Ali Robertson is a licensed board certified genetic counselor with the Center for Cancer Genetics and Prevention at Dana-Farber Cancer Institute in Boston. She received her MS in Genetic Counseling from Boston University School of Medicine. Ali provides genetic counseling services to adult patients with personal and family histories of cancer and has a special interest in Li-Fraumeni syndrome. She also provides telemedicine services to St. Elizabeth’s Medical Center in Boston and South Shore Hospital in South Weymouth, Massachusetts. Ali has particular interests in improving access to genetic counseling services among diverse groups and improving genetic health education among the public.
Joyce Turner, M.Sc., C.G.C.

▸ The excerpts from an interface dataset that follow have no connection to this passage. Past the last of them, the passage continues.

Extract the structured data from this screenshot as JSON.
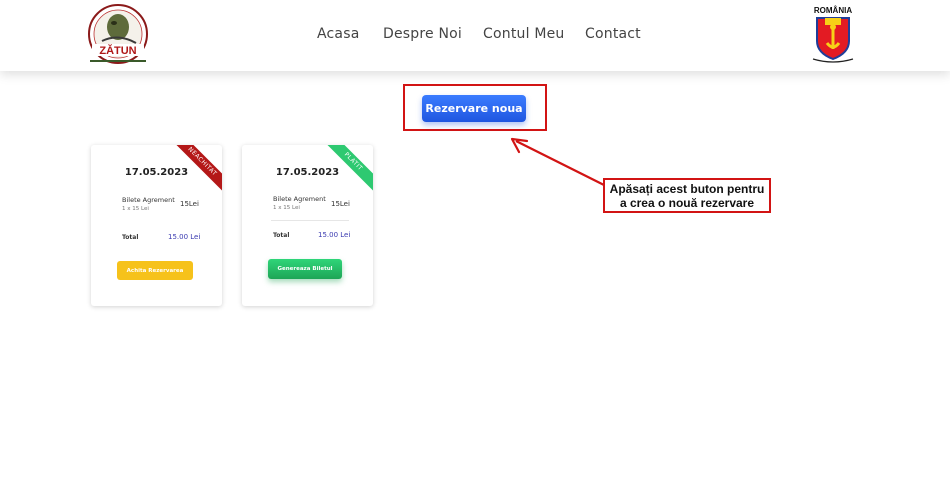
{
  "header": {
    "logo_left_text": "ZĂTUN",
    "nav": [
      "Acasa",
      "Despre Noi",
      "Contul Meu",
      "Contact"
    ],
    "logo_right_text": "ROMÂNIA"
  },
  "main": {
    "new_reservation_button": "Rezervare noua",
    "callout": "Apăsați acest buton pentru a crea o nouă rezervare"
  },
  "cards": [
    {
      "status": "NEACHITAT",
      "date": "17.05.2023",
      "item_name": "Bilete Agrement",
      "item_qty": "1 x 15 Lei",
      "item_price": "15Lei",
      "total_label": "Total",
      "total_value": "15.00 Lei",
      "action": "Achita Rezervarea"
    },
    {
      "status": "PLATIT",
      "date": "17.05.2023",
      "item_name": "Bilete Agrement",
      "item_qty": "1 x 15 Lei",
      "item_price": "15Lei",
      "total_label": "Total",
      "total_value": "15.00 Lei",
      "action": "Genereaza Biletul"
    }
  ],
  "colors": {
    "accent_blue": "#1f56e0",
    "highlight_red": "#d21414",
    "unpaid_red": "#b41818",
    "paid_green": "#2ec971",
    "pay_yellow": "#f6c21b"
  }
}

Joyce Turner earned her undergraduate degree from Syracuse University and her Masters of Science in Medical Genetics from the University of Cincinnati. In 2002 she received her ABGC board certification. Joyce worked at the National Human Genome Research Institute at the National Institutes of Health as a co-investigator, genetic counselor, and study coordinator before taking a position at the Children’s National Medical Center (CNMC), in the Department of Genetics, where she is now the Director of the Cancer Genetic Counseling Program, a program which she helped established and now heads. Joyce also works in the Department of Oncology at CNMC where she is assisting with a study focusing on precision medicine for pediatric oncology patients. She has a special interest in cancer screening and prevention, and provides long-term surveillance for children with Li-Fraumeni syndrome. Joyce is an Assistant Professor of Pediatrics at the George Washington University Medical Center and serves as a supervisor for genetic counseling graduate students.
Jennifer Kennedy, M.Sc., C.G.C.

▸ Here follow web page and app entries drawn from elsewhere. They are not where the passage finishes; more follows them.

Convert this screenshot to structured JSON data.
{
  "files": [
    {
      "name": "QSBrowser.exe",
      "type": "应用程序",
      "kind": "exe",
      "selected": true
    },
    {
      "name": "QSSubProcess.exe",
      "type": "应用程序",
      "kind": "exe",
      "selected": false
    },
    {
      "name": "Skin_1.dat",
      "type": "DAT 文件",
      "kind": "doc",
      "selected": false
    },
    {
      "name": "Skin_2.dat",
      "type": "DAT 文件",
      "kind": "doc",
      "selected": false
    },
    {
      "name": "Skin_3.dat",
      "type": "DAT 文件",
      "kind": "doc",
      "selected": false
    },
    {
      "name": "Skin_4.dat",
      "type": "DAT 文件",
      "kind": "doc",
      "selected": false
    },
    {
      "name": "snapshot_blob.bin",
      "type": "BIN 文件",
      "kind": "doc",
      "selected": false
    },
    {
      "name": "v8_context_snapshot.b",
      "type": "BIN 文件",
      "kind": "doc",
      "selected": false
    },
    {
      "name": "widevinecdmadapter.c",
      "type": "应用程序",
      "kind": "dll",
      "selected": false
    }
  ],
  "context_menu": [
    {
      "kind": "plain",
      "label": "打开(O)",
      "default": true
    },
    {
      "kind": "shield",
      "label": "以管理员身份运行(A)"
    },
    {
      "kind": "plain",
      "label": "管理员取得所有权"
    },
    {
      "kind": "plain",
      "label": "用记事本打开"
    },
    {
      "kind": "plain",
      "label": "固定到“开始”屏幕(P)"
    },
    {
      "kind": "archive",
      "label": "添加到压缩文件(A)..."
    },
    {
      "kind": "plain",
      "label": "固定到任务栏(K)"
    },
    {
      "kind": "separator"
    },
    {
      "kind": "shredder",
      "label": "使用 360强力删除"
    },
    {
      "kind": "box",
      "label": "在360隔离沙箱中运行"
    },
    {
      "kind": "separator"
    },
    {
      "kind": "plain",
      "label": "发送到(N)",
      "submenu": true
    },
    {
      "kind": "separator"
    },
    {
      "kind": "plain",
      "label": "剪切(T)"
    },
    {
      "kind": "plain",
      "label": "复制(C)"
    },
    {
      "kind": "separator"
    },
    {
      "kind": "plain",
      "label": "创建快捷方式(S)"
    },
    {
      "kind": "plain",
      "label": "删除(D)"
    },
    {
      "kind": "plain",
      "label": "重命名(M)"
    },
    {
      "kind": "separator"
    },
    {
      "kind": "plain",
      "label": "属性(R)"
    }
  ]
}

Jennifer Kennedy graduated with a Bachelor of Science in Psychology from the University of Victoria, Canada, and went on to receive her Master’s degree from the Joan H. Marks Human Genetics Program at Sarah Lawrence College in 2013. She is a board-certified genetic counselor who has specialized in pediatrics, previously at the International Fanconi Anemia Registry and currently at Memorial Sloan Kettering Cancer Center (MSKCC). Jennifer works within a multidisciplinary team to evaluate families who may have a genetic predisposition to solid tumors, hematologic malignancies, or immunodeficiency. She is passionate about education and is currently involved in the establishment of a local support group at MSKCC that will provide access to psychosocial and networking support for individuals and families affected by LFS.
Eliza Courtney, M.G.C.

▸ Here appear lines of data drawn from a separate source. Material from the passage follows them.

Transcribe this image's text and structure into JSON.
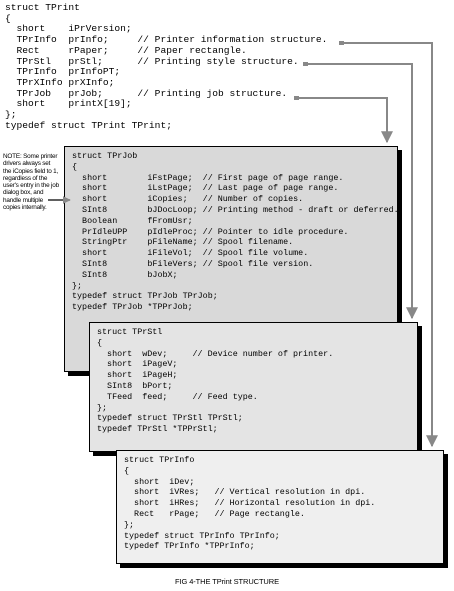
{
  "top_struct": {
    "lines": [
      "struct TPrint",
      "{",
      "  short    iPrVersion;",
      "  TPrInfo  prInfo;     // Printer information structure.",
      "  Rect     rPaper;     // Paper rectangle.",
      "  TPrStl   prStl;      // Printing style structure.",
      "  TPrInfo  prInfoPT;",
      "  TPrXInfo prXInfo;",
      "  TPrJob   prJob;      // Printing job structure.",
      "  short    printX[19];",
      "};",
      "typedef struct TPrint TPrint;"
    ]
  },
  "job_box": {
    "lines": [
      "struct TPrJob",
      "{",
      "  short        iFstPage;  // First page of page range.",
      "  short        iLstPage;  // Last page of page range.",
      "  short        iCopies;   // Number of copies.",
      "  SInt8        bJDocLoop; // Printing method - draft or deferred.",
      "  Boolean      fFromUsr;",
      "  PrIdleUPP    pIdleProc; // Pointer to idle procedure.",
      "  StringPtr    pFileName; // Spool filename.",
      "  short        iFileVol;  // Spool file volume.",
      "  SInt8        bFileVers; // Spool file version.",
      "  SInt8        bJobX;",
      "};",
      "typedef struct TPrJob TPrJob;",
      "typedef TPrJob *TPPrJob;"
    ]
  },
  "stl_box": {
    "lines": [
      "struct TPrStl",
      "{",
      "  short  wDev;     // Device number of printer.",
      "  short  iPageV;",
      "  short  iPageH;",
      "  SInt8  bPort;",
      "  TFeed  feed;     // Feed type.",
      "};",
      "typedef struct TPrStl TPrStl;",
      "typedef TPrStl *TPPrStl;"
    ]
  },
  "info_box": {
    "lines": [
      "struct TPrInfo",
      "{",
      "  short  iDev;",
      "  short  iVRes;   // Vertical resolution in dpi.",
      "  short  iHRes;   // Horizontal resolution in dpi.",
      "  Rect   rPage;   // Page rectangle.",
      "};",
      "typedef struct TPrInfo TPrInfo;",
      "typedef TPrInfo *TPPrInfo;"
    ]
  },
  "note": "NOTE: Some printer drivers always set the iCopies field to 1, regardless of the user's entry in the job dialog box, and handle multiple copies internally.",
  "caption": "FIG 4-THE TPrint STRUCTURE",
  "colors": {
    "job_fill": "#d9d9d9",
    "stl_fill": "#e4e4e4",
    "info_fill": "#efefef",
    "connector": "#888888"
  }
}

Eliza Courtney is a genetic counselor at the Cancer Genetics Service, National Cancer Centre Singapore (NCCS). She received her Bachelor of Science (Genetics; Hons 1st Class) from the University of New South Wales and her Master of Genetic Counseling from The University of Sydney. Prior to relocating to Singapore and joining NCCS, Eliza lived in Sydney, Australia, and worked as a genetic counselor at the Familial Cancer Service, Westmead Hospital, and Cancer Genetics, Royal Prince Alfred and Liverpool Hospitals. In her current role, she delivers genetic counseling services regarding genetic cancer risk to patients with personal and family histories of cancer. She is actively involved in raising awareness of genetics services in Singapore through participation in tumor board and multidisciplinary meetings, and providing genetics education to a range of health professionals. Additionally, she is involved in clinical/health services research and has a special interest in ethical issues that arise in the delivery of clinical genetics services, which are particularly pertinent in context of hereditary cancer syndromes with pediatric onset. Working at NCCS, Eliza has been involved in the care of a number of families with Li-Fraumeni syndrome and as a result, has developed a special interest in raising awareness and providing support for families with LFS in Singapore.